INSTRUCTIONS TO FOLLOW: Count how many lines below include the string "true", and give that number without anything else.

DATASET CONTENT:
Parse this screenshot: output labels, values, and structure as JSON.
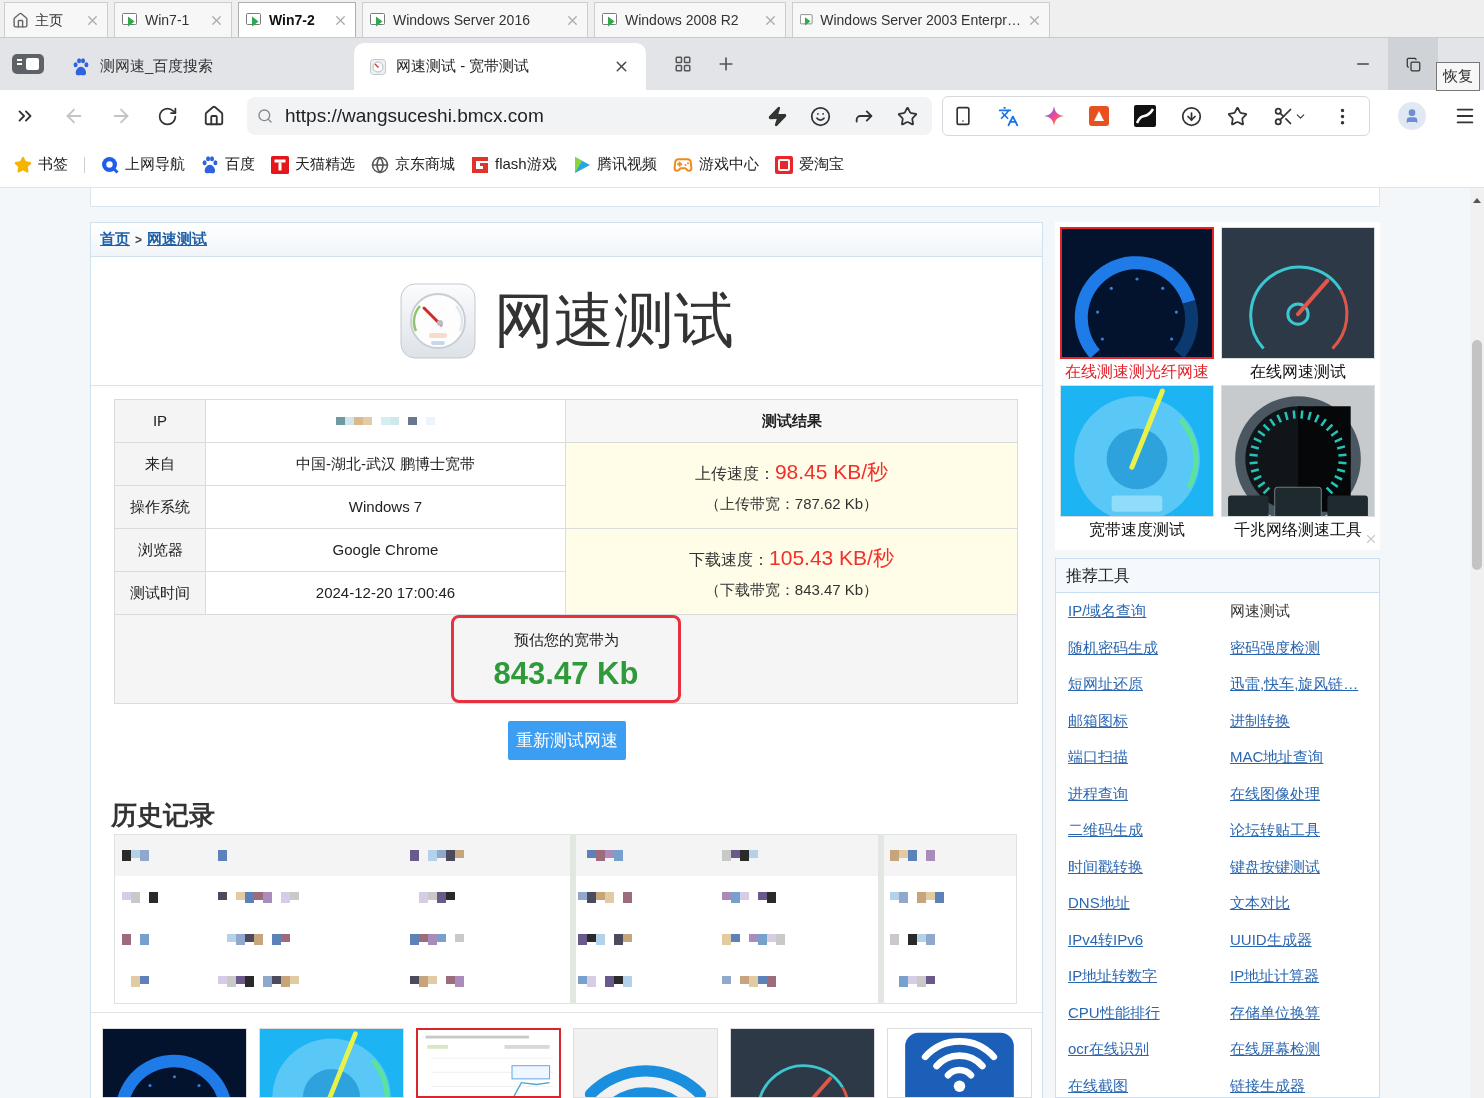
{
  "vm_tabs": [
    {
      "label": "主页",
      "kind": "home",
      "selected": false
    },
    {
      "label": "Win7-1",
      "kind": "vm",
      "selected": false
    },
    {
      "label": "Win7-2",
      "kind": "vm",
      "selected": true
    },
    {
      "label": "Windows Server 2016",
      "kind": "vm",
      "selected": false
    },
    {
      "label": "Windows 2008 R2",
      "kind": "vm",
      "selected": false
    },
    {
      "label": "Windows Server 2003 Enterpr…",
      "kind": "vm",
      "selected": false
    }
  ],
  "browser_tabs": [
    {
      "title": "测网速_百度搜索",
      "kind": "search",
      "selected": false
    },
    {
      "title": "网速测试 - 宽带测试",
      "kind": "site",
      "selected": true
    }
  ],
  "window_tooltip": "恢复",
  "address_bar": {
    "url": "https://wangsuceshi.bmcx.com",
    "back_disabled": true,
    "forward_disabled": true
  },
  "bookmarks": [
    {
      "label": "书签",
      "kind": "star"
    },
    {
      "label": "上网导航",
      "kind": "nav"
    },
    {
      "label": "百度",
      "kind": "paw"
    },
    {
      "label": "天猫精选",
      "kind": "tmall"
    },
    {
      "label": "京东商城",
      "kind": "globe"
    },
    {
      "label": "flash游戏",
      "kind": "flash"
    },
    {
      "label": "腾讯视频",
      "kind": "video"
    },
    {
      "label": "游戏中心",
      "kind": "game"
    },
    {
      "label": "爱淘宝",
      "kind": "taobao"
    }
  ],
  "breadcrumb": {
    "items": [
      "首页",
      "网速测试"
    ],
    "separator": ">"
  },
  "page_title": "网速测试",
  "info_table": {
    "rows": [
      {
        "label": "IP",
        "redacted": true
      },
      {
        "label": "来自",
        "value": "中国-湖北-武汉 鹏博士宽带",
        "redacted": false
      },
      {
        "label": "操作系统",
        "value": "Windows 7",
        "redacted": false
      },
      {
        "label": "浏览器",
        "value": "Google Chrome",
        "redacted": false
      },
      {
        "label": "测试时间",
        "value": "2024-12-20 17:00:46",
        "redacted": false
      }
    ]
  },
  "results_header": "测试结果",
  "results": [
    {
      "label": "上传速度：",
      "speed": "98.45 KB/秒",
      "bandwidth": "（上传带宽：787.62 Kb）"
    },
    {
      "label": "下载速度：",
      "speed": "105.43 KB/秒",
      "bandwidth": "（下载带宽：843.47 Kb）"
    }
  ],
  "estimate": {
    "label": "预估您的宽带为",
    "value": "843.47 Kb"
  },
  "retest_button": "重新测试网速",
  "history": {
    "title": "历史记录"
  },
  "thumbnails": [
    {
      "kind": "gauge-dark",
      "highlighted": false
    },
    {
      "kind": "gauge-blue",
      "highlighted": false
    },
    {
      "kind": "chart",
      "highlighted": true
    },
    {
      "kind": "wifi",
      "highlighted": false
    },
    {
      "kind": "gauge-slate",
      "highlighted": false
    },
    {
      "kind": "free-wifi",
      "highlighted": false
    }
  ],
  "ads": [
    {
      "caption": "在线测速测光纤网速",
      "kind": "gauge-dark",
      "highlighted": true
    },
    {
      "caption": "在线网速测试",
      "kind": "gauge-slate",
      "highlighted": false
    },
    {
      "caption": "宽带速度测试",
      "kind": "gauge-blue",
      "highlighted": false
    },
    {
      "caption": "千兆网络测速工具",
      "kind": "gauge-metal",
      "highlighted": false
    }
  ],
  "tools": {
    "title": "推荐工具",
    "items": [
      {
        "label": "IP/域名查询",
        "selected": false
      },
      {
        "label": "网速测试",
        "selected": true
      },
      {
        "label": "随机密码生成",
        "selected": false
      },
      {
        "label": "密码强度检测",
        "selected": false
      },
      {
        "label": "短网址还原",
        "selected": false
      },
      {
        "label": "迅雷,快车,旋风链…",
        "selected": false
      },
      {
        "label": "邮箱图标",
        "selected": false
      },
      {
        "label": "进制转换",
        "selected": false
      },
      {
        "label": "端口扫描",
        "selected": false
      },
      {
        "label": "MAC地址查询",
        "selected": false
      },
      {
        "label": "进程查询",
        "selected": false
      },
      {
        "label": "在线图像处理",
        "selected": false
      },
      {
        "label": "二维码生成",
        "selected": false
      },
      {
        "label": "论坛转贴工具",
        "selected": false
      },
      {
        "label": "时间戳转换",
        "selected": false
      },
      {
        "label": "键盘按键测试",
        "selected": false
      },
      {
        "label": "DNS地址",
        "selected": false
      },
      {
        "label": "文本对比",
        "selected": false
      },
      {
        "label": "IPv4转IPv6",
        "selected": false
      },
      {
        "label": "UUID生成器",
        "selected": false
      },
      {
        "label": "IP地址转数字",
        "selected": false
      },
      {
        "label": "IP地址计算器",
        "selected": false
      },
      {
        "label": "CPU性能排行",
        "selected": false
      },
      {
        "label": "存储单位换算",
        "selected": false
      },
      {
        "label": "ocr在线识别",
        "selected": false
      },
      {
        "label": "在线屏幕检测",
        "selected": false
      },
      {
        "label": "在线截图",
        "selected": false
      },
      {
        "label": "链接生成器",
        "selected": false
      }
    ]
  }
}
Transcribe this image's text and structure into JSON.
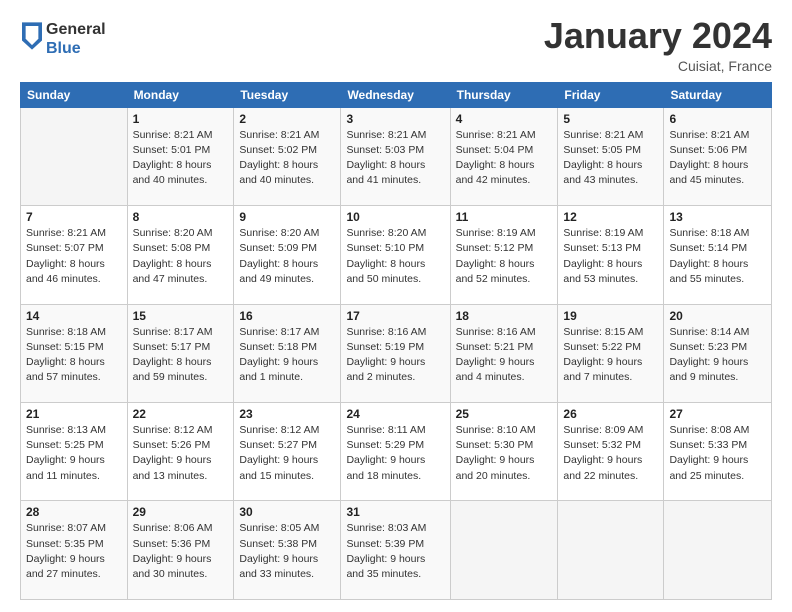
{
  "header": {
    "logo_line1": "General",
    "logo_line2": "Blue",
    "title": "January 2024",
    "subtitle": "Cuisiat, France"
  },
  "weekdays": [
    "Sunday",
    "Monday",
    "Tuesday",
    "Wednesday",
    "Thursday",
    "Friday",
    "Saturday"
  ],
  "weeks": [
    [
      {
        "day": "",
        "info": ""
      },
      {
        "day": "1",
        "info": "Sunrise: 8:21 AM\nSunset: 5:01 PM\nDaylight: 8 hours\nand 40 minutes."
      },
      {
        "day": "2",
        "info": "Sunrise: 8:21 AM\nSunset: 5:02 PM\nDaylight: 8 hours\nand 40 minutes."
      },
      {
        "day": "3",
        "info": "Sunrise: 8:21 AM\nSunset: 5:03 PM\nDaylight: 8 hours\nand 41 minutes."
      },
      {
        "day": "4",
        "info": "Sunrise: 8:21 AM\nSunset: 5:04 PM\nDaylight: 8 hours\nand 42 minutes."
      },
      {
        "day": "5",
        "info": "Sunrise: 8:21 AM\nSunset: 5:05 PM\nDaylight: 8 hours\nand 43 minutes."
      },
      {
        "day": "6",
        "info": "Sunrise: 8:21 AM\nSunset: 5:06 PM\nDaylight: 8 hours\nand 45 minutes."
      }
    ],
    [
      {
        "day": "7",
        "info": "Sunrise: 8:21 AM\nSunset: 5:07 PM\nDaylight: 8 hours\nand 46 minutes."
      },
      {
        "day": "8",
        "info": "Sunrise: 8:20 AM\nSunset: 5:08 PM\nDaylight: 8 hours\nand 47 minutes."
      },
      {
        "day": "9",
        "info": "Sunrise: 8:20 AM\nSunset: 5:09 PM\nDaylight: 8 hours\nand 49 minutes."
      },
      {
        "day": "10",
        "info": "Sunrise: 8:20 AM\nSunset: 5:10 PM\nDaylight: 8 hours\nand 50 minutes."
      },
      {
        "day": "11",
        "info": "Sunrise: 8:19 AM\nSunset: 5:12 PM\nDaylight: 8 hours\nand 52 minutes."
      },
      {
        "day": "12",
        "info": "Sunrise: 8:19 AM\nSunset: 5:13 PM\nDaylight: 8 hours\nand 53 minutes."
      },
      {
        "day": "13",
        "info": "Sunrise: 8:18 AM\nSunset: 5:14 PM\nDaylight: 8 hours\nand 55 minutes."
      }
    ],
    [
      {
        "day": "14",
        "info": "Sunrise: 8:18 AM\nSunset: 5:15 PM\nDaylight: 8 hours\nand 57 minutes."
      },
      {
        "day": "15",
        "info": "Sunrise: 8:17 AM\nSunset: 5:17 PM\nDaylight: 8 hours\nand 59 minutes."
      },
      {
        "day": "16",
        "info": "Sunrise: 8:17 AM\nSunset: 5:18 PM\nDaylight: 9 hours\nand 1 minute."
      },
      {
        "day": "17",
        "info": "Sunrise: 8:16 AM\nSunset: 5:19 PM\nDaylight: 9 hours\nand 2 minutes."
      },
      {
        "day": "18",
        "info": "Sunrise: 8:16 AM\nSunset: 5:21 PM\nDaylight: 9 hours\nand 4 minutes."
      },
      {
        "day": "19",
        "info": "Sunrise: 8:15 AM\nSunset: 5:22 PM\nDaylight: 9 hours\nand 7 minutes."
      },
      {
        "day": "20",
        "info": "Sunrise: 8:14 AM\nSunset: 5:23 PM\nDaylight: 9 hours\nand 9 minutes."
      }
    ],
    [
      {
        "day": "21",
        "info": "Sunrise: 8:13 AM\nSunset: 5:25 PM\nDaylight: 9 hours\nand 11 minutes."
      },
      {
        "day": "22",
        "info": "Sunrise: 8:12 AM\nSunset: 5:26 PM\nDaylight: 9 hours\nand 13 minutes."
      },
      {
        "day": "23",
        "info": "Sunrise: 8:12 AM\nSunset: 5:27 PM\nDaylight: 9 hours\nand 15 minutes."
      },
      {
        "day": "24",
        "info": "Sunrise: 8:11 AM\nSunset: 5:29 PM\nDaylight: 9 hours\nand 18 minutes."
      },
      {
        "day": "25",
        "info": "Sunrise: 8:10 AM\nSunset: 5:30 PM\nDaylight: 9 hours\nand 20 minutes."
      },
      {
        "day": "26",
        "info": "Sunrise: 8:09 AM\nSunset: 5:32 PM\nDaylight: 9 hours\nand 22 minutes."
      },
      {
        "day": "27",
        "info": "Sunrise: 8:08 AM\nSunset: 5:33 PM\nDaylight: 9 hours\nand 25 minutes."
      }
    ],
    [
      {
        "day": "28",
        "info": "Sunrise: 8:07 AM\nSunset: 5:35 PM\nDaylight: 9 hours\nand 27 minutes."
      },
      {
        "day": "29",
        "info": "Sunrise: 8:06 AM\nSunset: 5:36 PM\nDaylight: 9 hours\nand 30 minutes."
      },
      {
        "day": "30",
        "info": "Sunrise: 8:05 AM\nSunset: 5:38 PM\nDaylight: 9 hours\nand 33 minutes."
      },
      {
        "day": "31",
        "info": "Sunrise: 8:03 AM\nSunset: 5:39 PM\nDaylight: 9 hours\nand 35 minutes."
      },
      {
        "day": "",
        "info": ""
      },
      {
        "day": "",
        "info": ""
      },
      {
        "day": "",
        "info": ""
      }
    ]
  ]
}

ANSWER BOX: 8